Meanwhile, the ESPN voices Sunday nights, Joe Theismann and Mike Patrick, are having a banner season, living up to the exciting games they fell heir to. "Quite frankly," said Theismann during Sunday's Atlanta-New Orleans barnburner, "the Falcons are doing a lousy job of tackling." This was apparent from the pictures, but rarely does an analyst trust us with such information.
Of course, calling a game in which Jim "Play It Safe" Mora of the Saints is coaching is a godsend for any announcer worth his opinions.
* Scoop Garceau (Ch. 2) and his fellow TV wowsers were at it again this week, breaking the release time on Cal Ripken winning a Gold Glove. Are these guys going for bonus money or what? Despite the hour head start WMAR-TV gave itself on the Ripken MVP Award announcement last week, the station still lazily went with a still shot of Cal while it revealed the glad tidings. Perhaps to ease its conscience, the station has a special "Cal Ripken Jr: Pride of the Orioles" tomorrow (6:30 p.m.), no doubt to aid agent Ron Shapiro in getting even more money for the shortstop. Ah, isn't conflict of interest wonderful?
* Insult for insult, few can compare with Bobby "The Brain" Heenan when he's on a tear commenting on WWF matches. Within five minutes on USA Network the other night, he bopped Thanksgiving, women, senior citizens as well as his usual targets, the wrasslers wearing white hats. A sampling: "Yes, I believe the Bushwhackers should be put to sleep . . . I like old people; just as long as they're in a home and don't bother me . . . I feel sorry for the snake (a cobra that feasted on Randy Savage's arm) . . . all those bimbos [women] making that stuff [for Thanksgiving dinner] that doesn't taste well."
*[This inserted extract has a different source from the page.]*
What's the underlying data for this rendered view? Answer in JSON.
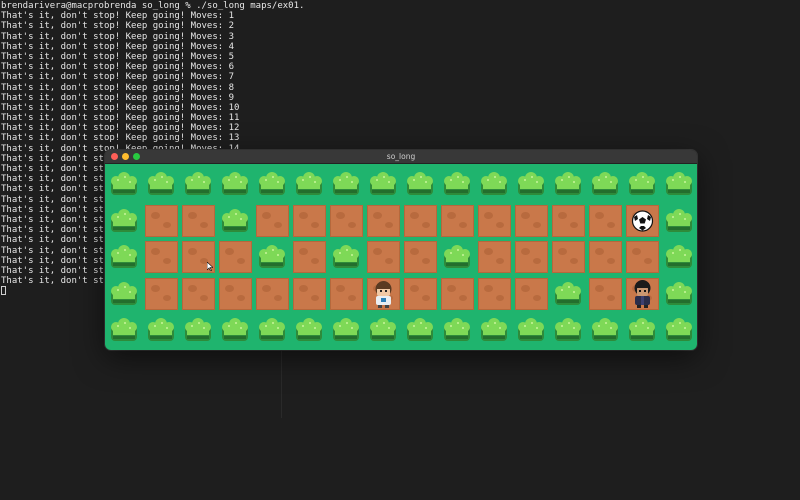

* Speaking of the flying dropkick set, doesn't the WWF know we're in a recession with its scheduling of two per-per-view events in less than a week? Seems that Wednesday night's main feature of the Survivor Series -- Hulk Hogan losing his title belt to The Undertaker (with a helping hand -- and metal chair -- from Ric Flair) only set up this Tuesday night's fork-over-more-bucks rematch in San Antonio. Your greed is showing, Vince McMahon.
* Leaks that the old ranger Ernie Harwell is set to move into the Yankees radio booth to fill the chair vacated by Joe Angel's return to the Orioles are apparently wrong. Latest word has Lee Mazzilli landing the post.
* "The Final Weekend," the video covering you know what, is in the stores (Greetings & Readings and For The Birds) and is doing land-office business. It's terrific, just amateurish enough to be genuine and the call to the "Field of Dreams" at the end is as moving as the original. For you trivia buffs, the only player in an orange jersey is Don Stanhouse, which explains his nickname "Stan the Man Unusual." The tape goes for $15, and they'll throw in a box of tissues for a buck extra.
* Showtime has the Simon Brown (34-1)-Buddy McGirt (54-2) welterweight title scrap tonight (10) and these are two gentlemen not much on posing or wasting time. Champ Brown, of Germantown, has indicted this is probably his last bout at 147 pounds as he'd like to go after Terry Norris at 154.
* Watching the "Skins Game" tomorrow on ABC (3:30 p.m.), you might be asking yourself how come Curtis Strange is in the foursome, he hasn't won anything since his hair was brown. He's bTC won the most skins two years running, last year piling up $220,000 to runner-up Greg Norman's 90 G's.
* Redskins coach Joe Gibbs, who reportedly only leaves his office during the week when an all-out nuclear attack is in progress, is doing a book signing tonight at Tyson's Corner. How many of the Washington stations will cover it as if it's the Inaugural Parade?
* Stan White caught it from New York Giants general manager George Young on WBAL's SportsLine the other night, the ex-coach and teacher from Baltimore regaling listeners with tales of how White was a grouchy complainer from the moment he met him while picking him up at the airport after the Colts had drafted him years ago.